Email Marketing Insights
January 28, 2010 | Kristin Hersant
Last week’s MarketingSherpa Email Summit was packed full of case studies and best practice recommendations from email marketing experts of all kinds, some of which sparked debate amongst the attendees. We have recapped some of the most prominent themes below and invite you to voice your opinion on these topics by posting a comment on StrongMail’s Email Marketing Insights blog.
Double Opt-in vs. Single Opt-in
A lot of marketers struggle with whether they should build their email marketing program using a double or single opt-in process. Single opt-in entails the subscriber checking a box to imply consent, whereas double opt-in also sends them an email requesting that they click on a link to confirm their intent to subscribe.
Email marketing purists and deliverability experts tend to favor double opt-in, because it ensures that only the most truly engaged and enthusiastic subscribers become members of your list. While double opt-in limits the size of your list, it theoretically increases the quality, which in turn increases response rates for programs across the board.
Dela Quist, the CEO of London-based email marketing agency Alchemy Worx, took an alternative view during his MarketingSherpa presentation. Assuming that a brand doesn’t send email marketing campaigns to anyone who hasn’t provided their initial permission, Quist said "Double opt-in is one step too far. Email marketing is the only marketing channel that you can unsubscribe from, so let them." He has a point. While double opt-in is wise for specific use cases (e.g. to stop people from seeding your list with bad email addresses), it may not be so wise to put up an extra barrier for subscribers that are truly interested in hearing from you.
Which approach is the right one?

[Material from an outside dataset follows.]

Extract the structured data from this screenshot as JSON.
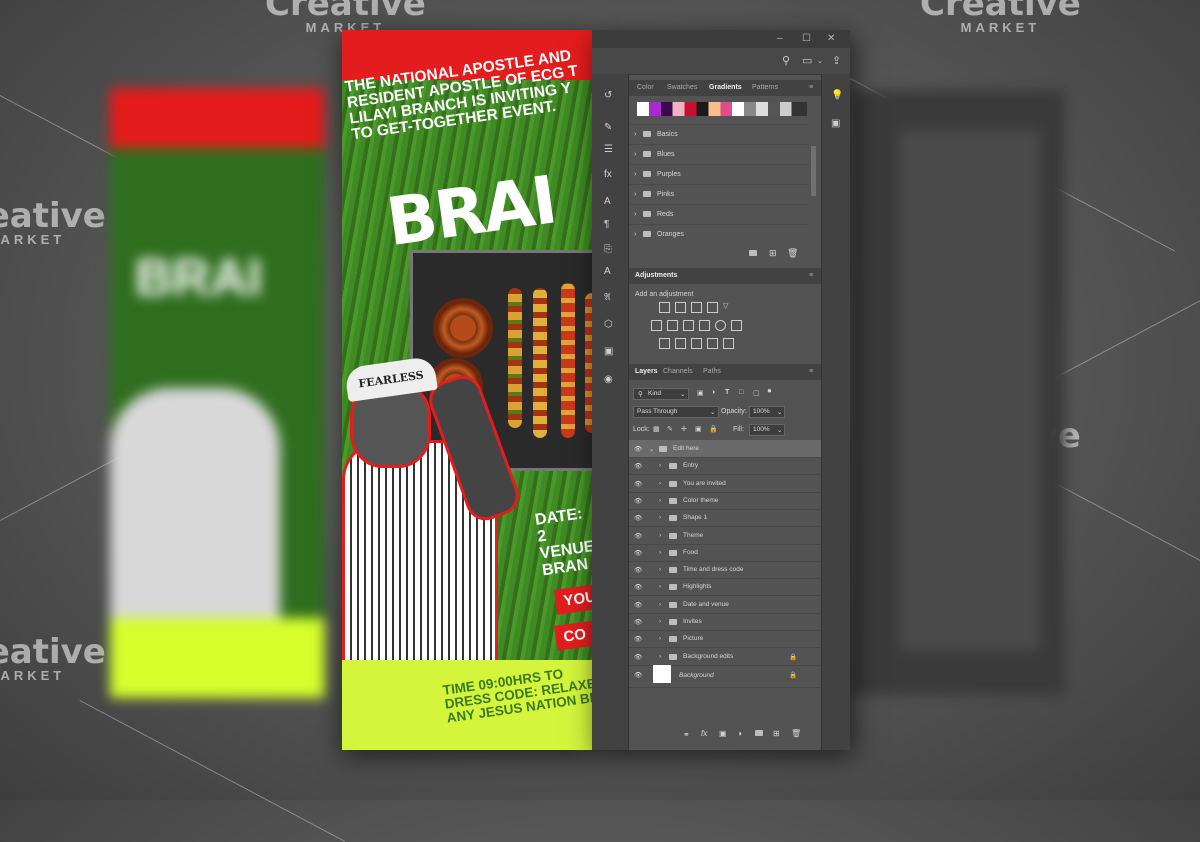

Marketers appear to be divided on the issue. One third of marketers use single opt-in, 17% use double opt-in and nearly half use a mix of both.
On a related topic, many speakers at this year's event talked about list growth. A lot of great tips were presented, such as offering opt-ins at every touch point and most importantly, giving your subscribers valuable content that they choose to engage with. But whatever strategy you employ, capturing opt-in email addresses is critical. As Jeanne Jennings, Director of Email Product Development for Cahners Business Media stated in one session, "If you can get [website] browsers to opt-in to your list, you can market to them again. Otherwise they leave your site and are gone forever."
Everyone agreed that building your own list is significantly more targeted and effective than buying or renting. However, hybrid approaches can also be effective when executed properly. According to Jennings, 32 percent of marketers using co-registration see performance equal to that of their house list.
With regard to email frequency, the ever provocative Dela Quist asked, "Why is email the only marketing channel where frequency is a dirty word? Stop beating yourselves up!" In every other marketing channel, frequency is seen as positive because it increases brand impressions. He illustrated the power of these impressions though a video by UK magician Darren Brown on the power of subliminal messaging. Quist proposes keeping inactive subscribers on your list and using the subject line as a branding opportunity. Just because they’re not opening your email marketing campaign doesn’t mean that seeing your brand in their inbox isn’t going to remind them to engage you in another channel.
Dr. Flint McGlaughlin from Marketing Experiments also presented a detailed study showing a direct correlation between email frequency and revenue for one retailer. The more email they sent, the more revenue it generated. If a recipient is engaged with your brand and you are providing them value, there is no such thing as mailing too often. It’s fairly certain that the millions of frenzied bargain hunters that subscribe to shopping sites like Gilt Group, HauteLook and Rue-la-la would be thrilled to get more than one email a day featuring access to exclusive designer sales.
On the opposite side of the issue was a case study with AirTran, which showed that raising frequency beyond three emails a week resulted in a 4X increase in unsubscribes. Such discrepancies highlight the importance of testing to determine the right approach for your business, but the key takeaway seemed to be that as long as your are providing value to your subscriber base, you shouldn’t be afraid to push the frequency envelope.
If you attended the event or have your own perspectives on any of the topics featured at this event, we encourage you to voice your opinions in the comments section.